OE: I know that Raymond Carver started out writing little green men stories until he got to the university and thought they weren't "sophisticated" enough.
FC: Well, he probably saw the little green men.
I bet in his case he just finally found his voice. I can't imagine what a Carver-on-Mars story would read like.
It seems that genre fiction is slowly becoming the arena of specialists. With all the new technology in forensic science and science in general, one almost has to be P. D. James to write a P. D. James novel. It used to be that an eighteen-year-old could write a passable sci-fi story. Now, you practically have to have a doctorate in physics.
OE: What is your attraction to light verse? Why is light verse rarely taught even though it is often quite wonderful? Is appreciation of light verse part of the "school" connected with A New Pléiade?
FC: Several of us do write light verse. Light verse is almost always formal verse as well, so there's all the challenges and joys of formal verse, and it's just fun. There's something refreshing about writing amusing verse.
OE: In closing, I'd like to make sure I heard you correctly before. There will only be forty copies of your new book?
FC: Yes. We'll end up having to sell them for a thousand dollars a piece to make our money back. [Laughs.]
There might be a trade edition later, but there's not been anything planned.
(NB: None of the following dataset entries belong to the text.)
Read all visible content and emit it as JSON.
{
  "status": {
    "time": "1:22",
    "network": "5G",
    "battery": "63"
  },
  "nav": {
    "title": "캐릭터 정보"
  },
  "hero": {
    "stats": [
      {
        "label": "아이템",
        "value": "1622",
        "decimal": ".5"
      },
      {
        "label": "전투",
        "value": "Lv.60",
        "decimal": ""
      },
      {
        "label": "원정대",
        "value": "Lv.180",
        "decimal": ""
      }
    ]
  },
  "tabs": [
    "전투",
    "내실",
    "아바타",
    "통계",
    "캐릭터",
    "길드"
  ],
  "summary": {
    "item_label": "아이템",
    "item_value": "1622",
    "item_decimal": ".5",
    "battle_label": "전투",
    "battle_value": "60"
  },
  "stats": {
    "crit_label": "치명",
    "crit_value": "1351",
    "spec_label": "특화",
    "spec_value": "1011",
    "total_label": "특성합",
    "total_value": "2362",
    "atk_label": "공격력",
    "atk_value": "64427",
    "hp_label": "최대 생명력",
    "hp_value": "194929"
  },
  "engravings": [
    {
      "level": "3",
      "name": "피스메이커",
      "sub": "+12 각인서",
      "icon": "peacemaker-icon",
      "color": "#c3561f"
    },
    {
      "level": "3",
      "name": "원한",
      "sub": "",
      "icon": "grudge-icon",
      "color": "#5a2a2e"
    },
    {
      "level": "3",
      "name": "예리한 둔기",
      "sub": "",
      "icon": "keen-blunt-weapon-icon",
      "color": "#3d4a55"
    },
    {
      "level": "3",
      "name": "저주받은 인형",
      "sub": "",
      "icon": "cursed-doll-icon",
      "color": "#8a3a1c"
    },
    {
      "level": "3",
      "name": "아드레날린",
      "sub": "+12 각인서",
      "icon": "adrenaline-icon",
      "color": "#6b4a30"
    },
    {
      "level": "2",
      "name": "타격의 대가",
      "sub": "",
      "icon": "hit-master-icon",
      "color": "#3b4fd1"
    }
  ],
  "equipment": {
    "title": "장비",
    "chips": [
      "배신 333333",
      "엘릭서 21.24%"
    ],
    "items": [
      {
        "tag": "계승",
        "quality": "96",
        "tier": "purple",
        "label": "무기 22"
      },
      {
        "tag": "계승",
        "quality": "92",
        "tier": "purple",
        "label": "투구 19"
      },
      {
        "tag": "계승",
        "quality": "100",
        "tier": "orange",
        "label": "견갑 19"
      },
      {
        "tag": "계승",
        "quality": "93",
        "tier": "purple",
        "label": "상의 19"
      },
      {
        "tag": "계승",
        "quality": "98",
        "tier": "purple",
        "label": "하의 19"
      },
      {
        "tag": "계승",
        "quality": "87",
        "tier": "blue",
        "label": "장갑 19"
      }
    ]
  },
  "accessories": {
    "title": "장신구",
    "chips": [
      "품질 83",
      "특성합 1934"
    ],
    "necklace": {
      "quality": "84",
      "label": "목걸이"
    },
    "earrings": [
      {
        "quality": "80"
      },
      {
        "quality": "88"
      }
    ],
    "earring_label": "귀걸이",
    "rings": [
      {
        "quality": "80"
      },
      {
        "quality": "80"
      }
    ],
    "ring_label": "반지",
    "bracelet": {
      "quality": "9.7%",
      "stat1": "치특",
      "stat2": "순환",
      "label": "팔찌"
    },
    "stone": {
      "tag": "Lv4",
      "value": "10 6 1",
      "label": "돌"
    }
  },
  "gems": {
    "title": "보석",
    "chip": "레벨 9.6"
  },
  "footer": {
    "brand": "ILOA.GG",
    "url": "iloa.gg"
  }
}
I haven't thought about it much. I'm pleased to do this small run for now.